Professional services and law firm RPC has reported that, due to poor investment at a local and central government level, private financing will be needed to achieve the national target of 300,000 public electric vehicle (EV) charger installations by 2030.
Its research revealed that around 8,000 new public EV chargepoints were introduced by local authorities in the UK in the past 12 months, representing an increase of just seven percent from 7,400 in 2021/22.
Current estimates put the number of public charging points at slightly more than 44,000 across the UK, which RPC has said is a cause of ‘real concern’ and that ‘the picture is mixed’, with only some councils prioritising access to charging infrastructure.
According to Elizabeth Alibhai, partner and head of real estate at RPC, there is a “consensus [among experts] that the government’s £1.3bn committed fund will only get us a fraction of the way to the 2030 target” and that with “low-level delivery and expenditure by local authorities, private sector investment will have to be dramatically increased to meet the government targets”.

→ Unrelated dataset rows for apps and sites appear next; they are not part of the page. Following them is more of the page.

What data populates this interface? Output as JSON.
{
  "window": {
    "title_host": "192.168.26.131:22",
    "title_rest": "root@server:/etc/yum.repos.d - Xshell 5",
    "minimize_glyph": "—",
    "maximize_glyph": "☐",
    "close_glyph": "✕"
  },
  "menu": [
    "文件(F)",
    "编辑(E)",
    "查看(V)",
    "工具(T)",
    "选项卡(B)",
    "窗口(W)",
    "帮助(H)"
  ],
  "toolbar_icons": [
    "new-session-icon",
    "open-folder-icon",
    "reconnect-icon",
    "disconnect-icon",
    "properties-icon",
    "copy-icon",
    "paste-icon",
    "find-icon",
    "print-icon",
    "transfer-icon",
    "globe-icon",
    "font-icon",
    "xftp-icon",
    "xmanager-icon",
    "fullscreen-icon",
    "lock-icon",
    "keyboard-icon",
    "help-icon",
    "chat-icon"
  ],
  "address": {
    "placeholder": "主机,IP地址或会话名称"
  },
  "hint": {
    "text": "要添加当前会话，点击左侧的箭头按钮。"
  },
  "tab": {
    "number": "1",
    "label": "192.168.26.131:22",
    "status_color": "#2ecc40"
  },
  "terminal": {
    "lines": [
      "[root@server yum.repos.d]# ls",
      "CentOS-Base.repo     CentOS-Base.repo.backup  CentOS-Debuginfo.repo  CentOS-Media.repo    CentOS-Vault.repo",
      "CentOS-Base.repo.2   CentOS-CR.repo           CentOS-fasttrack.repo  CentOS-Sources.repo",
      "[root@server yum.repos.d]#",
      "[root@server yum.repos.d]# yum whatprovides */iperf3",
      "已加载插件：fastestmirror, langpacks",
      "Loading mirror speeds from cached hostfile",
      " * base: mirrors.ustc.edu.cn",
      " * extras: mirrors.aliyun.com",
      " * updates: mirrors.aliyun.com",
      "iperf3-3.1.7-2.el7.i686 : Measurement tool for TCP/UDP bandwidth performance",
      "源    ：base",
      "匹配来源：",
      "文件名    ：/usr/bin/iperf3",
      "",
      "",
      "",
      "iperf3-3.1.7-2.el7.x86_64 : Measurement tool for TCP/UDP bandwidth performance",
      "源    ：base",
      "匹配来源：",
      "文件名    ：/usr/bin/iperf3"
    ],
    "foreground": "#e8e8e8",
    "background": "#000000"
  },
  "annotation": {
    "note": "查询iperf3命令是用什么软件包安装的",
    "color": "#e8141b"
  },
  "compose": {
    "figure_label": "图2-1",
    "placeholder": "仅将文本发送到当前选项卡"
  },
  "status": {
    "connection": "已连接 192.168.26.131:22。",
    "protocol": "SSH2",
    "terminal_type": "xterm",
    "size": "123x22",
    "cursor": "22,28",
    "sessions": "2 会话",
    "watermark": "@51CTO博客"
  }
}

RPC estimates that UK local authorities spent around £41m in the past year on EV charging infrastructure, marking a decrease from the £42m spent the year before. It believes that private investment will be needed to plug the gap.
Another concern highlighted by the research was the sector not attracting enough investment. The company said private investors are unclear about the size of the consumer market in this space and what people are willing to pay to use and charge EVs.
Other upfront costs related to connecting to the grid and regulations around consent can also be difficult to manage, with Alibhai arguing that government legislation could be needed to accelerate the rollout.
The research names several local authorities that have been, in RPC’s words, “particularly active” in the implementation of EV infrastructure. These include Merton in Greater London, with 530 installations in 2022/23, Coventry in the West Midlands (312), Tower Hamlets in Greater London (150), Wokingham in Berkshire (114) and Islington in Greater London (112).
It also highlighted several councils that installed no EV chargepoints in the past year, including Crawley in West Sussex, Dudley in the West Midlands, Barking and Dagenham in Greater London, Norwich in Norfolk and Wandsworth in Greater London.
This data is based off of freedom of information responses from 127 local authorities.